Navdeep Bains, Canadian Prime Minister Justin TrudeauJustin Pierre James TrudeauTrump expresses confidence on USMCA, touts Democrat support Trump, Trudeau discuss USMCA as deal appears imminent Trump rips media coverage that 'mocked' him during NATO summit MORE's minister of innovation, science and economic development, said Thursday he accepted an apology from the TSA for an April 2017 incident at an airport in Detroit where agents asked him to take off his turban, Bloomberg News reported Thursday.

Bains, a Sikh, refused to comply with TSA's request, which he said was a first in his many American flights.


The incident was "frustrating" and "speaks to discrimination," he said, according to Canada's CTV News

“Once they realized my position, who I was, I was ultimately allowed to fly,” he said, and noted the agency's apology and the importance of security for international travel. 

“We regret the screening experience did not meet the expectations of Mr. Bains,” the agency said in a statement Thursday, noting that passengers who wear "non-formfitting headwear" for religious reasons may be unable to remove them, and should be prepared for special security screenings. 
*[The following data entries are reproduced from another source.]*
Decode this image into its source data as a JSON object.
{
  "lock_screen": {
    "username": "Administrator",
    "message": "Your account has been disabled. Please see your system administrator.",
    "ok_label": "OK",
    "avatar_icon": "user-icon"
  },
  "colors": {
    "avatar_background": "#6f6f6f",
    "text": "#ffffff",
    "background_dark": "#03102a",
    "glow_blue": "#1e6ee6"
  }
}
A TSA spokeswoman said in a statement that after a review of video from the incident, the agency found that the officer screening Bains did not properly follow procedure.